Archaeologists in Israel have discovered what they say are human teeth up to 400,000 years old. A spokesman for Tel Aviv University’s Institute of Archaeology said the find could represent the oldest evidence of the human species yet uncovered and could challenge the established scientific assumption that humans originated in Africa.
What a difference a year can make! In December 2009, thousands of politicians, diplomats, and bureaucrats swarmed into Copenhagen for the 15th Conference of Parties (COP15) of the United Nations Framework Convention on Climate Change (UNFCCC), accompanied by hordes of journalists, celebrities, and paparazzi. According to a UNFCCC press release at the close of the conference, “119 world leaders attended the meeting, the largest gathering of heads of state and government in the history of the UN.” President Barack Obama was there. House Speaker Nancy Pelosi was there, along with a sizeable congressional delegation. Secretary of State Hillary Clinton was there. Britain’s Prince Charles was there. Billionaire activist gadfly George Soros was there. Arnold Schwarzenegger, Michael Bloomberg, Thomas Friedman, Darryl Hannah, and Bianca Jagger were there. And, of course, Al “Mr. Global Warming” Gore was there.
Thousands of climate dignitaries representing almost every national government on Earth flew to Cancun, Mexico, for the great event. Security precautions were extensive: Battleships could be seen from the beach while thousands of soldiers and police lined the jam-packed roads. It was time for the 16th “Conference of the Parties,” or COP16 for short. The annual summit, which was held this year from November 29 through December 10, is an extravaganza of the United Nations Framework Convention on Climate Change, or UNFCCC. The previous year’s COP15 in Copenhagen was massive — over 50,000 attendees in all, not counting protesters. It was well publicized, too. But after the spectacular failure of COP15 to deliver a binding climate treaty, and with little hope of securing one this time, expectations for COP16 were purposefully set low.

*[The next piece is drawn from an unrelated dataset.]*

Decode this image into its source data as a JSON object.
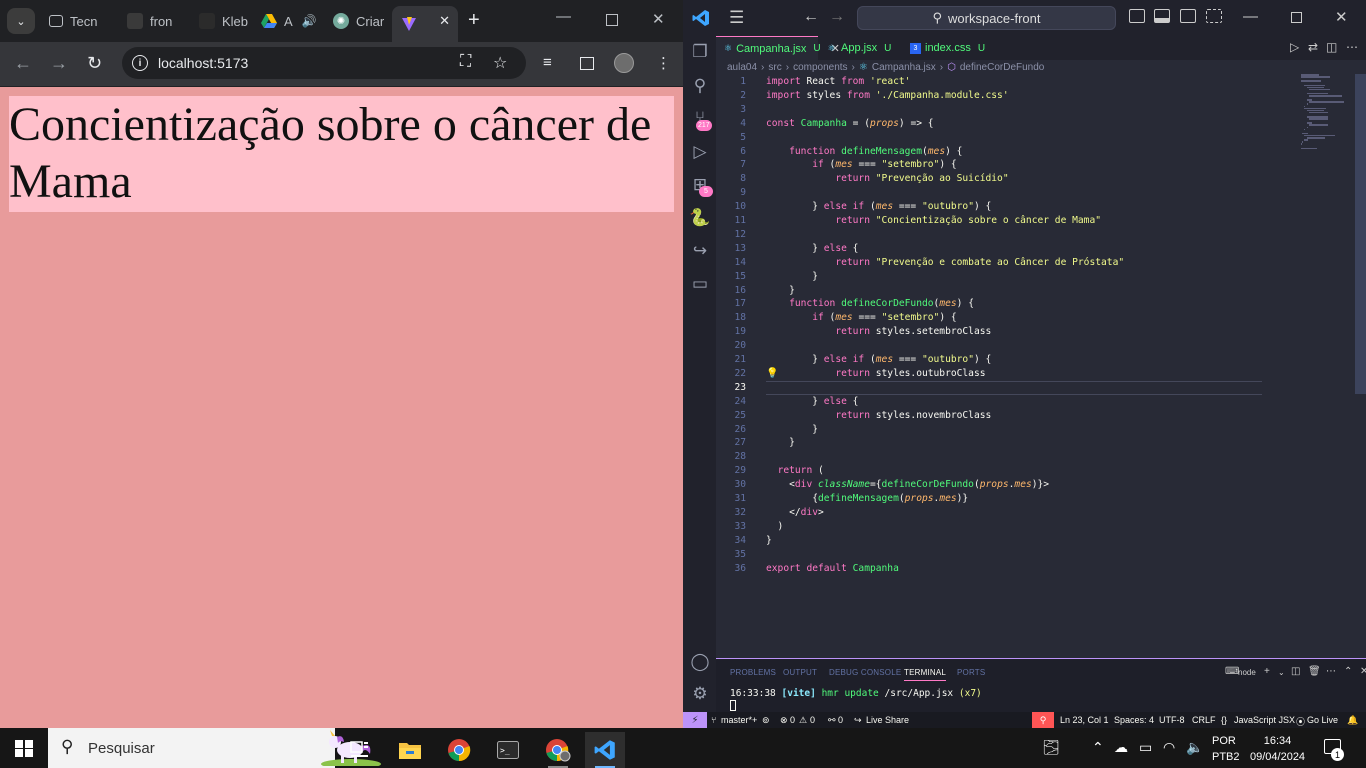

The New American has raised the ire of Britain's University of East Anglia (UEA) with an article that briefly recalled the Climategate scandal of November 2009, in which hundreds of hacked e-mails from the school's Climatic Research Unit (CRU) brought accusations of conspiracy and fraud against scientists there. The story is still making headlines more than one year later because the scientists involved are high-profile contributors to the UN's Intergovernmental Panel on Climate Change (IPCC), an organization many skeptics believe was created exclusively to provide evidence of anthropogenic global warming (AGW) and usher in carbon-restricting climate policies.